Here’s an excellent piece of history by by Andy Mason and Sarah Karle from the Rendezvous (Rocky Mountain FS retiree newsletter). I particularly liked these photos that show how a few folks with a big dream for improving the environment, almost a hundred years ago, succeeded (after hard work, research and experimentation) succeeded, and is still working today.
Prairie States Forestry Project (1934-1942)
In 1934 President Franklin D. Roosevelt initiated the New Deal’s Prairie States Forestry Project to create “shelterbelts” of newly planted trees to mitigate the effects of the Dust Bowl in America’s Great Plains. The project stretched from North Dakota to northern Texas and helped stabilize soil and rejuvenate farm communities affected by the dust storms. Under Roosevelt’s Administration from 1934 to 1942, the program both saved the soil and relieved chronic unemployment in the region. The U.S. Forest Service was responsible for organizing the “Shelterbelt Project,” later known as the “Prairie States Forestry Project.” Paul H. Roberts from the agency’s Research Branch directed the project that was headquartered in Lincoln, Nebraska.
When FDR came to office in 1933, the Great Plains and other regions were suffering from what would become an almost decade-long period of economic, environmental, and social crises. Several large-scale factors led to the environmental devastation of the Dust Bowl and contributed to the economic hardships of the Great Depression, leading to the social upheavals that followed. As president, FDR used conservation projects as a job-creation tool against the Great Depression, and within months of becoming president, he devised the Prairie States Forestry Project. The project, based to some degree on Roosevelt’s personal experience with forest management, was proposed as an ambitious “Great Wall of Trees” using shelterbelts across the Great Plains to reduce soil wind erosion, retain moisture, and improve farming conditions. Trees were typically planted in long strips at 1-mile intervals within a belt 100 miles thick. At the time, it was believed that shelterbelts at this spacing could intercept the prevailing winds and reduce soil and crop damage. The project used many different tree species of varying heights, including oaks and even black walnut. The plan engaged scientific knowledge with shifting political ideals, including regionalism and the role of government in the conservation of private land.

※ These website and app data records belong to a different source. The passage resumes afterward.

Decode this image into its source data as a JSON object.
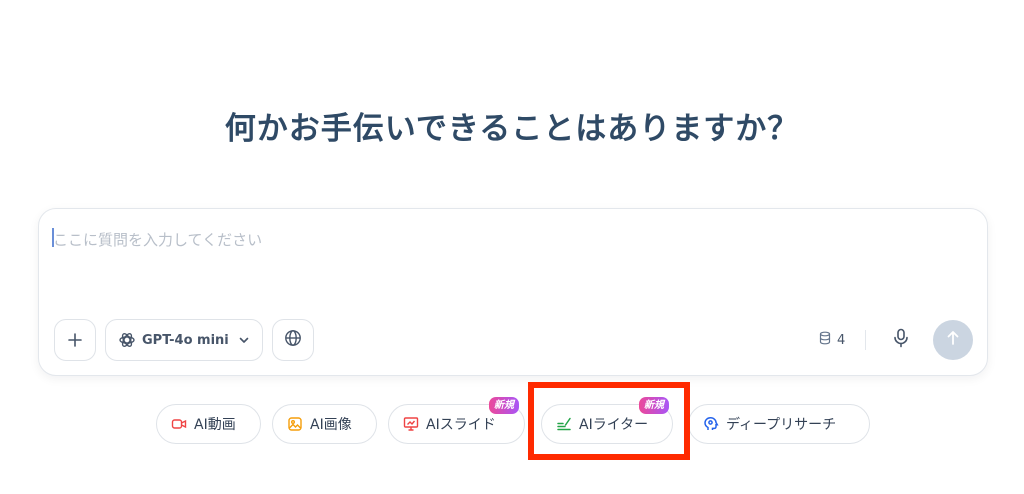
{
  "headline": "何かお手伝いできることはありますか？",
  "composer": {
    "placeholder": "ここに質問を入力してください",
    "value": "",
    "model": "GPT-4o mini",
    "credits": "4"
  },
  "quick_actions": {
    "video": "AI動画",
    "image": "AI画像",
    "slide": "AIスライド",
    "writer": "AIライター",
    "research": "ディープリサーチ",
    "new_badge": "新規"
  },
  "icons": {
    "add": "plus-icon",
    "model": "openai-logo-icon",
    "dropdown": "chevron-down-icon",
    "web": "globe-icon",
    "credits": "database-icon",
    "voice": "microphone-icon",
    "send": "arrow-up-icon"
  },
  "colors": {
    "headline": "#2f4a66",
    "send_button": "#cbd5e1",
    "new_badge_start": "#ec4899",
    "new_badge_end": "#a855f7",
    "highlight": "#ff2a00"
  }
}
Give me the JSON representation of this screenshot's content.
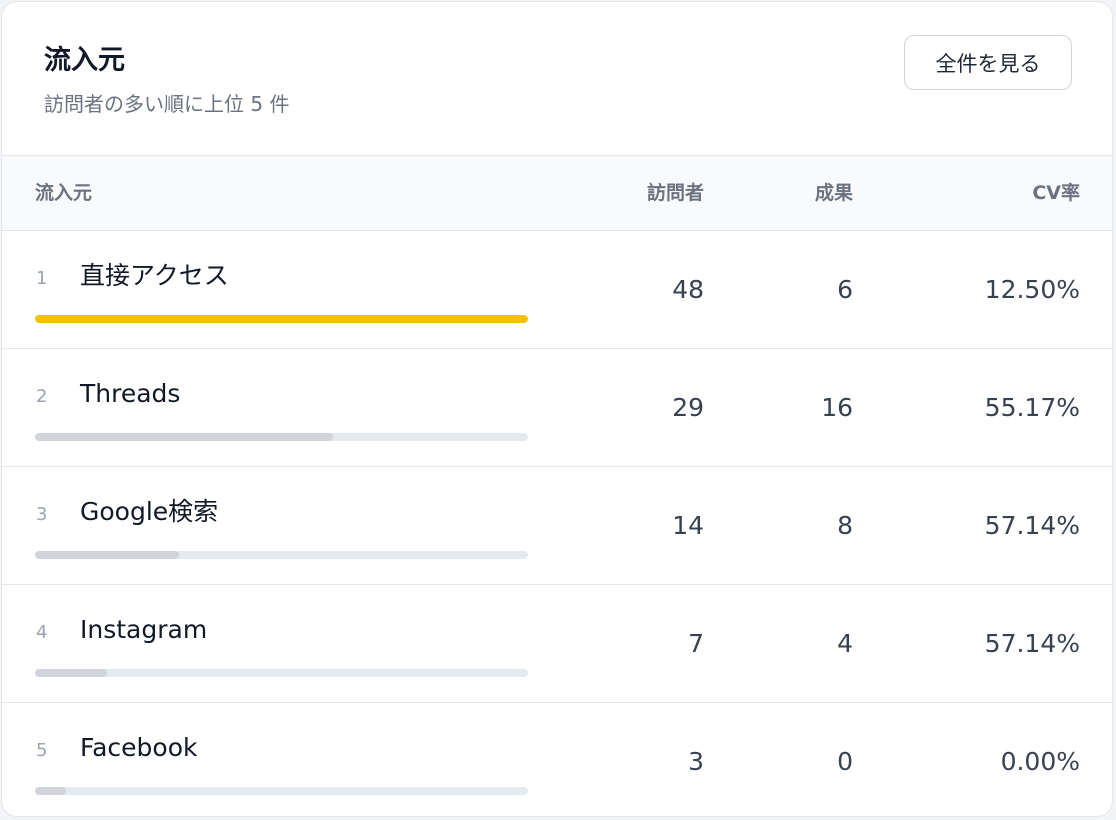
{
  "panel": {
    "title": "流入元",
    "subtitle": "訪問者の多い順に上位 5 件",
    "view_all_label": "全件を見る"
  },
  "table": {
    "columns": {
      "source": "流入元",
      "visitors": "訪問者",
      "results": "成果",
      "cv_rate": "CV率"
    },
    "rows": [
      {
        "rank": "1",
        "name": "直接アクセス",
        "visitors": "48",
        "results": "6",
        "cv_rate": "12.50%",
        "share_of_max": 1.0
      },
      {
        "rank": "2",
        "name": "Threads",
        "visitors": "29",
        "results": "16",
        "cv_rate": "55.17%",
        "share_of_max": 0.604
      },
      {
        "rank": "3",
        "name": "Google検索",
        "visitors": "14",
        "results": "8",
        "cv_rate": "57.14%",
        "share_of_max": 0.292
      },
      {
        "rank": "4",
        "name": "Instagram",
        "visitors": "7",
        "results": "4",
        "cv_rate": "57.14%",
        "share_of_max": 0.146
      },
      {
        "rank": "5",
        "name": "Facebook",
        "visitors": "3",
        "results": "0",
        "cv_rate": "0.00%",
        "share_of_max": 0.0625
      }
    ]
  },
  "colors": {
    "top_bar": "#f2c200",
    "other_bar": "#d1d5db",
    "bar_track": "#e5e9f0"
  }
}
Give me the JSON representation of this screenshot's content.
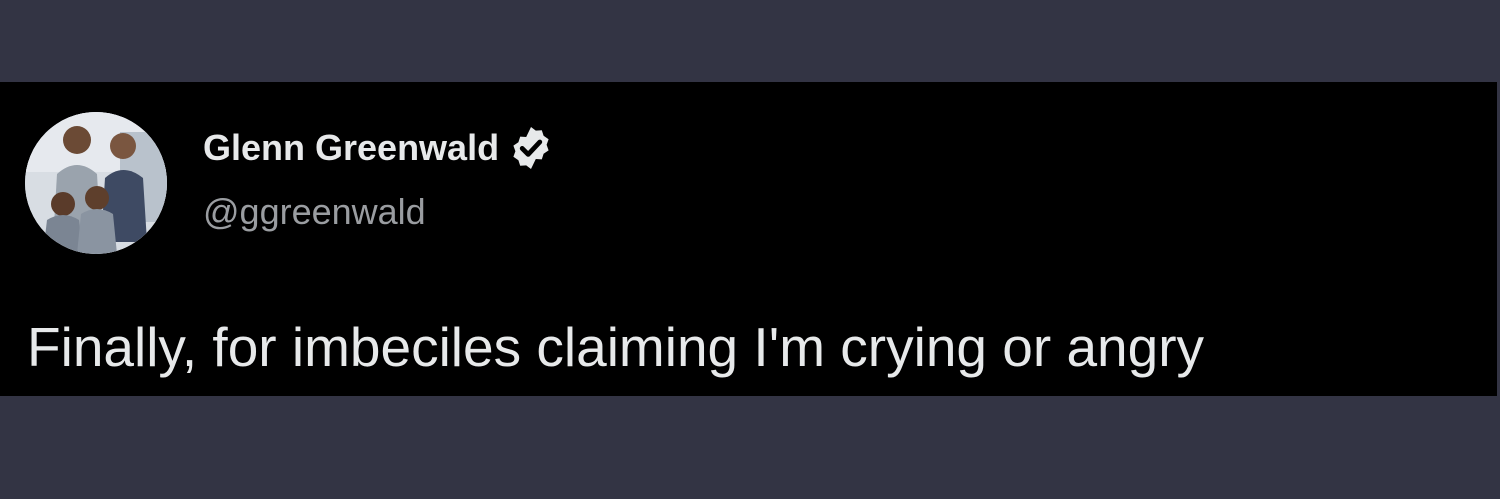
{
  "tweet": {
    "author": {
      "display_name": "Glenn Greenwald",
      "handle": "@ggreenwald",
      "verified": true,
      "verified_icon": "verified-badge-icon",
      "avatar": "profile-photo"
    },
    "text": "Finally, for imbeciles claiming I'm crying or angry"
  },
  "colors": {
    "page_background": "#333444",
    "card_background": "#000000",
    "primary_text": "#e7e9ea",
    "secondary_text": "#9a9da1"
  }
}
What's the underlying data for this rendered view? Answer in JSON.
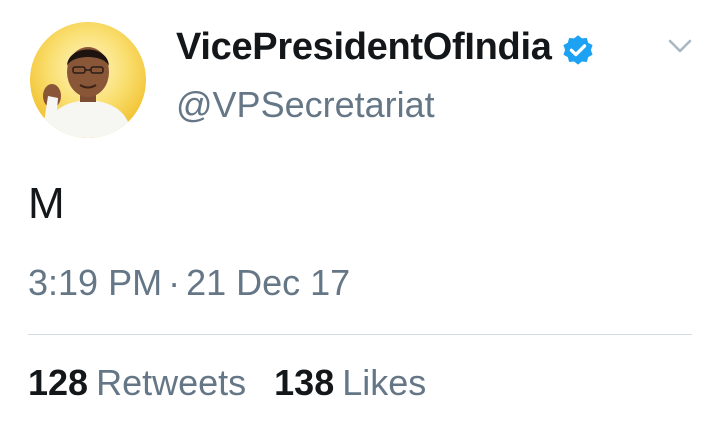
{
  "tweet": {
    "author": {
      "display_name": "VicePresidentOfIndia",
      "handle": "@VPSecretariat",
      "verified": true,
      "avatar_icon": "profile-photo"
    },
    "text": "M",
    "time": "3:19 PM",
    "separator": "·",
    "date": "21 Dec 17",
    "stats": {
      "retweets_count": "128",
      "retweets_label": "Retweets",
      "likes_count": "138",
      "likes_label": "Likes"
    }
  },
  "colors": {
    "primary_text": "#14171a",
    "secondary_text": "#657786",
    "verified_blue": "#1da1f2",
    "divider": "#d6dce0"
  }
}
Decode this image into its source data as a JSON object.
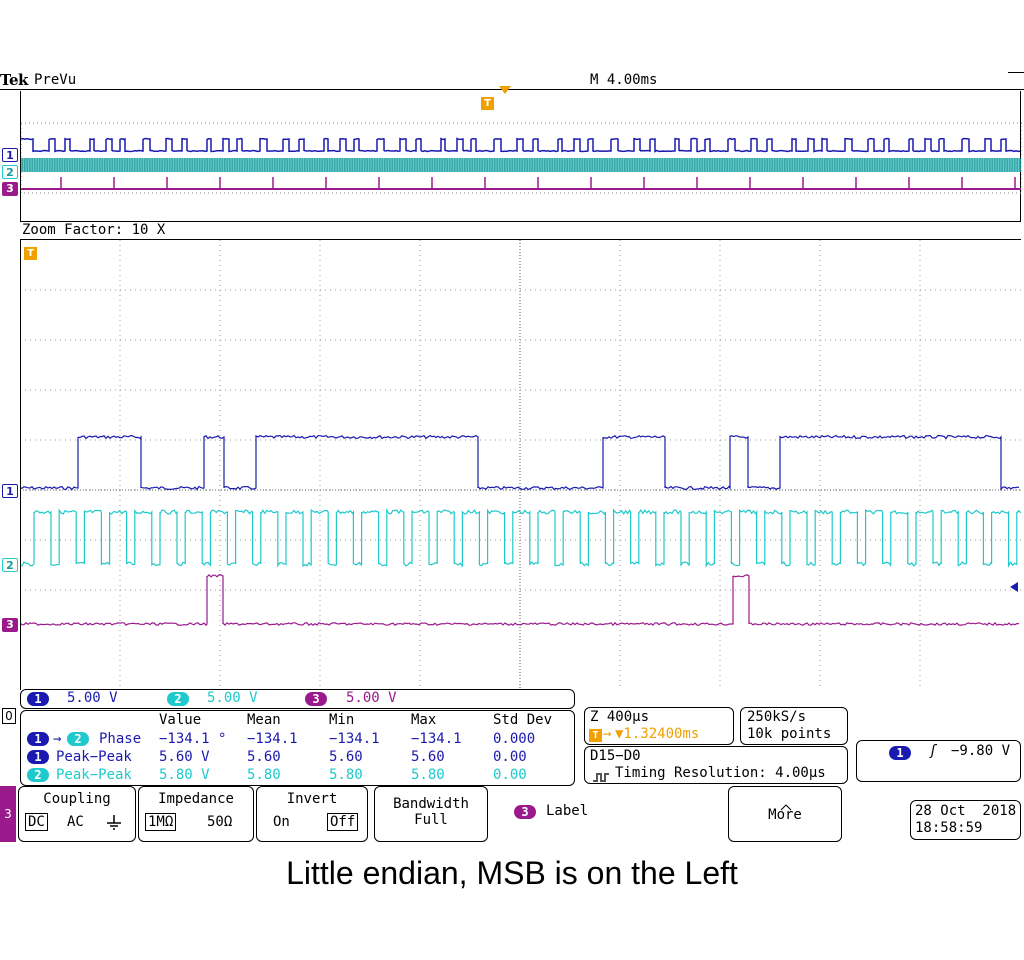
{
  "header": {
    "brand": "Tek",
    "mode": "PreVu",
    "timebase": "M 4.00ms"
  },
  "zoom": {
    "label": "Zoom Factor: 10 X"
  },
  "trigger_marker": "T",
  "channels": [
    {
      "num": "1",
      "color": "#1a1ab0",
      "scale": "5.00 V"
    },
    {
      "num": "2",
      "color": "#1fc9cc",
      "scale": "5.00 V"
    },
    {
      "num": "3",
      "color": "#9a1a8c",
      "scale": "5.00 V"
    }
  ],
  "ref_marker": "0",
  "side_marker": "3",
  "measurements": {
    "headers": [
      "Value",
      "Mean",
      "Min",
      "Max",
      "Std Dev"
    ],
    "rows": [
      {
        "src": "1",
        "src2": "2",
        "name": "Phase",
        "value": "−134.1 °",
        "mean": "−134.1",
        "min": "−134.1",
        "max": "−134.1",
        "std": "0.000"
      },
      {
        "src": "1",
        "name": "Peak−Peak",
        "value": "5.60 V",
        "mean": "5.60",
        "min": "5.60",
        "max": "5.60",
        "std": "0.00"
      },
      {
        "src": "2",
        "name": "Peak−Peak",
        "value": "5.80 V",
        "mean": "5.80",
        "min": "5.80",
        "max": "5.80",
        "std": "0.00"
      }
    ]
  },
  "zoom_info": {
    "zoom": "Z 400µs",
    "trigger_pos": "▼1.32400ms"
  },
  "sample": {
    "rate": "250kS/s",
    "points": "10k points"
  },
  "digital": {
    "bus": "D15−D0",
    "timing": "Timing Resolution: 4.00µs"
  },
  "trigger": {
    "source": "1",
    "slope": "ʃ",
    "level": "−9.80 V"
  },
  "menu": {
    "coupling": {
      "title": "Coupling",
      "options": [
        "DC",
        "AC"
      ]
    },
    "impedance": {
      "title": "Impedance",
      "options": [
        "1MΩ",
        "50Ω"
      ]
    },
    "invert": {
      "title": "Invert",
      "options": [
        "On",
        "Off"
      ]
    },
    "bandwidth": {
      "title": "Bandwidth",
      "value": "Full"
    },
    "label": {
      "num": "3",
      "text": "Label"
    },
    "more": {
      "text": "More"
    }
  },
  "datetime": {
    "date": "28 Oct  2018",
    "time": "18:58:59"
  },
  "caption": "Little endian, MSB is on the Left",
  "colors": {
    "ch1": "#1a1ab0",
    "ch2": "#1fc9cc",
    "ch3": "#9a1a8c",
    "trigger": "#f0a000",
    "overview_ch2": "#1a9a9a"
  }
}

Though seemingly beneficial, the Forestry Project was ridiculed from its inception. Some professional foresters expressed doubts about its chances of success, while the general public perceived it as an outdated scheme of dubious credibility to “make rain.” Despite a general lack of scientific and Congressional support, the Forest Service worked across six states with local farmers, the Civilian Conservation Corps, and the Works Progress Administration to plant over 220 million trees, creating more than 18,000 miles of windbreaks on 33,000 Plains farms. Although Works Progress Administration and Civilian Conservation Corps workers planted the trees and shrubs, landowners were responsible for their long-term care and maintenance. At the height of the Great Depression, the project employed thousands of residents (notably both men and women) of the Plains states and CCC members from around the country.
The program officially ended in 1942, but by 1944 (scarcely a decade after its inception} environmental and economic benefits from these shelterbelts, including land management practices, control of wind erosion, soil conservation, cover for game birds, and the creation of snow traps along highways, were already apparent. Since 1942, tree planting to reduce soil losses and crop damage has been carried out primarily by local soil conservation districts in cooperation with the Soil Conservation Service (now Natural Resources Conservation Service) with help in later years from State forestry agencies aided by U.S. Forest Service programs. Today the rows of shelterbelt plantings, while diminished by subsequent changes in agricultural policies and practices, continue to communicate culturally recognized signs of human intervention and interaction with the landscape.